I have never seen a total eclipse of the sun; however, I did once see an annular eclipse. That was on 10 May 1994. It was visible over Toronto, and we were told that the farther south we went, the more central the moon would appear on the sun's face. We were at the edge of the path of annularity, you see. In the city's more northerly neighbourhoods, it was a mere partial eclipse. The parallax was actually so fine that a few kilometres made that difference. I went chasing it on foot from central Scarborough, and reached as far south as the railway bridge over McCowan Road just south of Eglinton Avenue (here: 43.736307, -79.236994). That is where I was when the eclipse reached its height. The weather, though, was not favourable — or was it? There were thin clouds covering the sun, and this made it possible to look straight at the eclipse, which of course they tell everyone never to do, lest one blind oneself. You have seen the sun when there is that kind of weather, looking like a white disk in the sky. Well, what I saw then was a luminous ring shining in the sky through the clouds. That was the sun with the moon rather rudely getting in the way. The ring only lasted a few minutes, of course. I got no pictures of that one, though.

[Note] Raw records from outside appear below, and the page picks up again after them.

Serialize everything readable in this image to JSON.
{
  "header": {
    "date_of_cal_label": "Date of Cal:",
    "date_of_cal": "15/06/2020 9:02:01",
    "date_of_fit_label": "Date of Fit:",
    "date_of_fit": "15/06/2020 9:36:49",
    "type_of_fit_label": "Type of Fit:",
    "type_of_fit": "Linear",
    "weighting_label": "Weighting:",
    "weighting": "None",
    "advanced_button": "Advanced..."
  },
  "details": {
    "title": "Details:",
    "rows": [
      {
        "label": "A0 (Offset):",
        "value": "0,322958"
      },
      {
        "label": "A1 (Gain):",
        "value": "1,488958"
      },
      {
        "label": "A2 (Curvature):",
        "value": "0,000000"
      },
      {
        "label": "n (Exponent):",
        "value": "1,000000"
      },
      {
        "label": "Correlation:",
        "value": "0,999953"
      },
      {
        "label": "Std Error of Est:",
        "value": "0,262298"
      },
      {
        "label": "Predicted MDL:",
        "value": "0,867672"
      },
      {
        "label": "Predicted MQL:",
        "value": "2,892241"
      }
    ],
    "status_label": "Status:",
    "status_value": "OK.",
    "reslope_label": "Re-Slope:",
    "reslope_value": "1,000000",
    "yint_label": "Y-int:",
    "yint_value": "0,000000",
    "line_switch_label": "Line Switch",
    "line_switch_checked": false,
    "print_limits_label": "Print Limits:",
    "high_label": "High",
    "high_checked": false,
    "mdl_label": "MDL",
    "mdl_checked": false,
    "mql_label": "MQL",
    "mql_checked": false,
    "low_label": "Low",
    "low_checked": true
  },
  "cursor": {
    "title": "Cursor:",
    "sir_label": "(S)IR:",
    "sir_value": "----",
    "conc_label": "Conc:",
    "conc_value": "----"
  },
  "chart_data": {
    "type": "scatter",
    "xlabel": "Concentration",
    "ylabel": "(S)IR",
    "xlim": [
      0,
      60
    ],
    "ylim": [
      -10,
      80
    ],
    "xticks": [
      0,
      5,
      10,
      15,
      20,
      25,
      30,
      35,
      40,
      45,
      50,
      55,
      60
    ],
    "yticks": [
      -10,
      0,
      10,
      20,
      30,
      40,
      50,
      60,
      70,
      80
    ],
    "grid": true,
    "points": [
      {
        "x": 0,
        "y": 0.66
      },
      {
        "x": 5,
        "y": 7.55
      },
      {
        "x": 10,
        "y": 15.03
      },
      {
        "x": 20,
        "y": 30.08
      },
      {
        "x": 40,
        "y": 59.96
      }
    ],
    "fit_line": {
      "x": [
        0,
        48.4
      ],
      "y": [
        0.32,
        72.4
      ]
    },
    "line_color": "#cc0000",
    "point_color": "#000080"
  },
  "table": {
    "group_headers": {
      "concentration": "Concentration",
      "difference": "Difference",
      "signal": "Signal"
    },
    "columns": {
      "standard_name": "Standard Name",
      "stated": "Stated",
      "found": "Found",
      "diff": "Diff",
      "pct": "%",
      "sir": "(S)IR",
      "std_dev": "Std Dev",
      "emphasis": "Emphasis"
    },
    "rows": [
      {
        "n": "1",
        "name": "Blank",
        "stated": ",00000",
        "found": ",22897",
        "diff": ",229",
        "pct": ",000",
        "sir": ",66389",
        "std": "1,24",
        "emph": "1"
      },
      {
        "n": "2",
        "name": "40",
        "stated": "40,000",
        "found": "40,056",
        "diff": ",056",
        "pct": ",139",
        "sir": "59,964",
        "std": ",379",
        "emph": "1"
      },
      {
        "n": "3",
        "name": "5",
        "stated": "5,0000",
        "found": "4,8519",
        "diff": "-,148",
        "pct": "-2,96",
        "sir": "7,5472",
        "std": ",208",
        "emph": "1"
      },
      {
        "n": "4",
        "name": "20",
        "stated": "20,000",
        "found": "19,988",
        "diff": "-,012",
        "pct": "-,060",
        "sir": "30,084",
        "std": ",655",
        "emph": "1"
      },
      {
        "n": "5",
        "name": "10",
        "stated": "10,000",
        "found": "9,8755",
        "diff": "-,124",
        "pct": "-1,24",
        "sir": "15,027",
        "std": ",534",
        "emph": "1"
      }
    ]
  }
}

Anyway, the eclipse of 21 August 2017 was a different story. The weather locally was clear, and I got a good view, although never looking straight at it. I mostly enjoyed the effects that were visible on the ground. Have a look at the little album that I have put together and you will see what I mean. There are pictures looking straight at the sun, though. Those were accomplished using a blackened negative (remember photochemical photography?); I was willing to risk the camera's eyesight, but not my own. The blackened negative method is not good enough for human eyes, after all.